When I have to work with other "experienced" people that fall into the same category as you, my biggest concern is that they would feel they have enough seniority that whatever they did for the last 15 years has always worked for them and they are happy with that. I've had some nice, clean organized code that has been completely trampled over by these "experienced" people.
What I would wish is that they (and just about everyone else, including myself) would approach programming with the idea that compared to what is out there, each of us actually knows very little and that no matter how much experience you think you have, there's always new things for you to learn and write better code, even in the language that you think you know 100%.
I'm certainly comfortable with C++11, lambdas, templates, metaprogramming, etc... but no matter how much time passes I still find that every year my code improves compared to what I used to write a year ago and I've been doing C++ professionally for 13 years.
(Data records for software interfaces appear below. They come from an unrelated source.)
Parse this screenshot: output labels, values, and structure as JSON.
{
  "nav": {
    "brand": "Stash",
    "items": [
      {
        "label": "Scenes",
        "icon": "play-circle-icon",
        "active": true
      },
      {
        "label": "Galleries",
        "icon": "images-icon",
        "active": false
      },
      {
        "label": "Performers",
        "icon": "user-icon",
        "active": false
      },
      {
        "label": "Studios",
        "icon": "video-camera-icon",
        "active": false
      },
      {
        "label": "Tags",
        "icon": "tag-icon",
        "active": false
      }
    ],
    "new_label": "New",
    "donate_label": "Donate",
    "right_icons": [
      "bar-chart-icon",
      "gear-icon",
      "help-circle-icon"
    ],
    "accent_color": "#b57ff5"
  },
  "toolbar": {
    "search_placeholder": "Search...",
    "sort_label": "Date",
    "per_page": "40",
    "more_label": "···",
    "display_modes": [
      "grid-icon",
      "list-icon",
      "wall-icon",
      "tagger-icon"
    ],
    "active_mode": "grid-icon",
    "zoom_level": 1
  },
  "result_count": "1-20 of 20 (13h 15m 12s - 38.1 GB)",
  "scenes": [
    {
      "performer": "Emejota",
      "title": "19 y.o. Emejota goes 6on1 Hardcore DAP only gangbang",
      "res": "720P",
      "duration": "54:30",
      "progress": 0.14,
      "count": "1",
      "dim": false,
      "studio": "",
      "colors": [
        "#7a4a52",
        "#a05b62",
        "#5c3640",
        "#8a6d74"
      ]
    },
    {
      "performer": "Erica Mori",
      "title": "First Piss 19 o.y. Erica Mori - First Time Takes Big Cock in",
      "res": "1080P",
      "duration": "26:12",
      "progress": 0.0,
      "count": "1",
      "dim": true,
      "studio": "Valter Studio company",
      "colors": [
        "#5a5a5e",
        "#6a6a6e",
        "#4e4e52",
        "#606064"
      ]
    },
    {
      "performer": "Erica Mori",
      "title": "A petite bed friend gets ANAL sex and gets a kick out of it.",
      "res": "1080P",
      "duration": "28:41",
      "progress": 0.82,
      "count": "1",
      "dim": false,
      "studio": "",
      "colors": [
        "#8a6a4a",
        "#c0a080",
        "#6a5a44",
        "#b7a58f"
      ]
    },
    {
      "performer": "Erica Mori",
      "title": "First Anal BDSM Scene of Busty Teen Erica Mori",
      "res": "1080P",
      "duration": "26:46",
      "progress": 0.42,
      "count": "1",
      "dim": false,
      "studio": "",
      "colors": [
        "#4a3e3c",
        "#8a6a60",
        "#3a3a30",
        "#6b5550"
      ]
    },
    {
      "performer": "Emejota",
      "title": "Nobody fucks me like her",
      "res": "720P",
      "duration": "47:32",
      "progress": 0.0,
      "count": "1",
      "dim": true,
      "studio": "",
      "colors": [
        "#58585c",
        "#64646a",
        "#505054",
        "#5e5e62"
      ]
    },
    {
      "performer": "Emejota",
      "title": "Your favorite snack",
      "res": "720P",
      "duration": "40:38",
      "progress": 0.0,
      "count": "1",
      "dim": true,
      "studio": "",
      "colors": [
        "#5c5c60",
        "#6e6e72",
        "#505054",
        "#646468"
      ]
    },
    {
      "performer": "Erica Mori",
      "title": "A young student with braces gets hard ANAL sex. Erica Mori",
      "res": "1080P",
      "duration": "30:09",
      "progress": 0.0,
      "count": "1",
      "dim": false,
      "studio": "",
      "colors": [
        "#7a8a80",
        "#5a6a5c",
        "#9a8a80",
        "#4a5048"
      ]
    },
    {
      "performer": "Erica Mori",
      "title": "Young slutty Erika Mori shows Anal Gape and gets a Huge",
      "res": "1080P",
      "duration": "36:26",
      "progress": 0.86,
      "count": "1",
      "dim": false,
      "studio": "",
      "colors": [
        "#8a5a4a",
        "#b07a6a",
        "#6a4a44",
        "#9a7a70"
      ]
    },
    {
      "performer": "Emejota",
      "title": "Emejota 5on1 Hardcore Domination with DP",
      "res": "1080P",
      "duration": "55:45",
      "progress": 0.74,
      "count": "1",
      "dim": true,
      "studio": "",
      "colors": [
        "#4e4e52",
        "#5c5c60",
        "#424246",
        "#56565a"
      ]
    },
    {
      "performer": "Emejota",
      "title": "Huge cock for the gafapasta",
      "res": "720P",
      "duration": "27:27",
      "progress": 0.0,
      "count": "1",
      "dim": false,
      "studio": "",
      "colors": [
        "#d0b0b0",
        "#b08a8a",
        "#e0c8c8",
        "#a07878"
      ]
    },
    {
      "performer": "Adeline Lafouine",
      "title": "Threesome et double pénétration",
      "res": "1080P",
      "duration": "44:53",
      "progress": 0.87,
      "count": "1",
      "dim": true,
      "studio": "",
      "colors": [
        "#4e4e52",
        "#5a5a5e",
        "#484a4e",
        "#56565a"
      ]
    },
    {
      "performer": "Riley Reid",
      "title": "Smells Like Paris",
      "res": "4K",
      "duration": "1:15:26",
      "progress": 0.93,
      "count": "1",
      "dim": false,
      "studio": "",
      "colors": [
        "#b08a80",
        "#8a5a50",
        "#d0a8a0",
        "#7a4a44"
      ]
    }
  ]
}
Just by asking the question you've asked, I don't think you are in danger of being one of those "experienced" people that leave destruction and mayhem in their path. You already have a job with guys who have skills different from yours. This is great for you, don't be intimidated. Instead, show your openness and willingness to learn and I'm sure anyone on your team will be more than happy to mentor you until you get up to speed. They will be happy that you recognize that you need and want to improve yourself. I know I would be.
Ask for some code reviews and advice on how you could approach tasks differently and when you get that feedback, try to remember it for next time. Also most senior guys love to talk about design and lessons they've learned the hard way over the years. Simply talking informally, they'll give you plenty of knowledge you can take away.
As a general advice, whenever possible you should always try to surround yourself with people who are better/smarter than you. It's not a burden that you have to "deal" with but an opportunity to always improve yourself.